WHAT TO PRODUCE. Whenever the word "content" turns up in a line below, that line should be copied.

Dataset rows describing interfaces:
BEGIN

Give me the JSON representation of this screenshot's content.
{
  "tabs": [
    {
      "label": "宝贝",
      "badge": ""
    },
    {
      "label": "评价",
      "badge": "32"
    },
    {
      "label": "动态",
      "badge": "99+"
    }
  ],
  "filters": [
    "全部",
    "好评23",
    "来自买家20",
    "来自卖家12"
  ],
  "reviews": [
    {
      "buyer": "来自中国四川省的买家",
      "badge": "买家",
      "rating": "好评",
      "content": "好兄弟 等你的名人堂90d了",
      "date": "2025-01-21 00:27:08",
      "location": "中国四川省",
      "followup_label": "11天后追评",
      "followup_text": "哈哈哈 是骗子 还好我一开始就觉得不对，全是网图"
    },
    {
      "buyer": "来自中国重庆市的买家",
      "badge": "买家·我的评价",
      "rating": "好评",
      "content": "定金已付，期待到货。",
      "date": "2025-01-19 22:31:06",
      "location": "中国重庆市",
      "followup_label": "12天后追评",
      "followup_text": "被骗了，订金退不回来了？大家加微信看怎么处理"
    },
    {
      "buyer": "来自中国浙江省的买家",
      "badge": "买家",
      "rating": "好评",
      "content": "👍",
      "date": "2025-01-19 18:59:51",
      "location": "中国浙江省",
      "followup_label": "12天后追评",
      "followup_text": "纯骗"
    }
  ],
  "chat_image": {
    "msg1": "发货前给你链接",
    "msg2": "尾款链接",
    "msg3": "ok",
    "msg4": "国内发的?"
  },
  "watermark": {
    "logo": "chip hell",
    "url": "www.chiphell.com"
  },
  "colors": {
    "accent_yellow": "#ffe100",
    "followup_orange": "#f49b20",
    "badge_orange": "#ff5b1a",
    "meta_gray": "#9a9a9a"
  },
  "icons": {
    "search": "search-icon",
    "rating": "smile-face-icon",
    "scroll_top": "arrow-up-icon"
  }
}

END

EXERCISE ANSWER.
Give me the JSON representation of this screenshot's content.
      "content": "好兄弟 等你的名人堂90d了",
      "content": "定金已付，期待到货。",
      "content": "👍",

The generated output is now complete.